DIRECTIONS FOR THIS TASK ::
Work out how many lines in the records below include the string "Months", and reply with that number alone.

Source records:
=== Begin Enclosure ===
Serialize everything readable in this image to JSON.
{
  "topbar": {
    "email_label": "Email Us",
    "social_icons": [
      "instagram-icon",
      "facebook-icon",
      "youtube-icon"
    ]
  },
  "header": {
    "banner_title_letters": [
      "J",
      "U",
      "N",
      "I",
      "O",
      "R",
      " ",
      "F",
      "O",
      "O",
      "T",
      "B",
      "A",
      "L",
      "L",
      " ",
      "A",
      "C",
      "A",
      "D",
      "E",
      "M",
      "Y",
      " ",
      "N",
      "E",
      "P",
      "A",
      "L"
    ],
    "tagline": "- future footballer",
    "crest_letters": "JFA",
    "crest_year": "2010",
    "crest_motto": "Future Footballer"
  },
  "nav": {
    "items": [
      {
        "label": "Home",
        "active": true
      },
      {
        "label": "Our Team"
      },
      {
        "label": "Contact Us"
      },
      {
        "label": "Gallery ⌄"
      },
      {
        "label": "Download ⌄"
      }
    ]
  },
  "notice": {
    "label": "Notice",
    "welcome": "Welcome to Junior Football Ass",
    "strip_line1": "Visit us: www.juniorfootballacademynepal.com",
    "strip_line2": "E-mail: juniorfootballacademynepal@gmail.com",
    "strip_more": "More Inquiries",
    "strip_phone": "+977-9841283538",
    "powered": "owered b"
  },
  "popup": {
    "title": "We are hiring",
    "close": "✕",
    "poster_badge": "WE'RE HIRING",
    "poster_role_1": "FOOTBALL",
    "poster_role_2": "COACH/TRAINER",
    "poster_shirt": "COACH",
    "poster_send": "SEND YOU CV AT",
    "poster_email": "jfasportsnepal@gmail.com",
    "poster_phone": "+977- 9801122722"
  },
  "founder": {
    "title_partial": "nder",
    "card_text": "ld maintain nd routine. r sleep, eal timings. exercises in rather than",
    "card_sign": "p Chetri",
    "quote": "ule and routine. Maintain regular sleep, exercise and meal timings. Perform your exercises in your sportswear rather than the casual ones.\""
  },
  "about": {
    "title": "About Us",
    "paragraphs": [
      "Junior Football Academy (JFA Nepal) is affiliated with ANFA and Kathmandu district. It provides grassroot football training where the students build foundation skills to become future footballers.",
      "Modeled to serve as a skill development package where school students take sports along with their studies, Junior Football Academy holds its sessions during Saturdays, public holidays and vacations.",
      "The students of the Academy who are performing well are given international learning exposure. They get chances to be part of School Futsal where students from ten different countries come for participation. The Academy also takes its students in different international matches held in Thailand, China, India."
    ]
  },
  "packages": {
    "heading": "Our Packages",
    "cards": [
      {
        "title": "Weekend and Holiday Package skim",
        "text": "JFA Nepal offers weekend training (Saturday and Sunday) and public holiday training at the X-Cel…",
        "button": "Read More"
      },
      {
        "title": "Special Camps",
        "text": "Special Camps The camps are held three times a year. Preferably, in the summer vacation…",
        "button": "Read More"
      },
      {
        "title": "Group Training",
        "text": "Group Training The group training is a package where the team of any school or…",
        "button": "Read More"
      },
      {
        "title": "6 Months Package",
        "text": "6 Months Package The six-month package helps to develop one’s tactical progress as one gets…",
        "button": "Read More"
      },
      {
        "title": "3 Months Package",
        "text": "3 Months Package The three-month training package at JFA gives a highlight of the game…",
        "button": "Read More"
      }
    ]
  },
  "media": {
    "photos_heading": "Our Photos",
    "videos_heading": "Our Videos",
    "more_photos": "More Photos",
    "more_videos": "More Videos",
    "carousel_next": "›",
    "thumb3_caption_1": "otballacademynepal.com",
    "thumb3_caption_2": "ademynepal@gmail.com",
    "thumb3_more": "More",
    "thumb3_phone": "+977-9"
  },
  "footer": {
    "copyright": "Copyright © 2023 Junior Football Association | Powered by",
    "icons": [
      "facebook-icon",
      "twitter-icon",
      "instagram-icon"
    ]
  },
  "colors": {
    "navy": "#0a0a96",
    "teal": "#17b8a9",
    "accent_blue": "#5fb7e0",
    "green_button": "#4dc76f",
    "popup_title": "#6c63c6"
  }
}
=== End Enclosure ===
ANSWER TO THIS TASK ::
4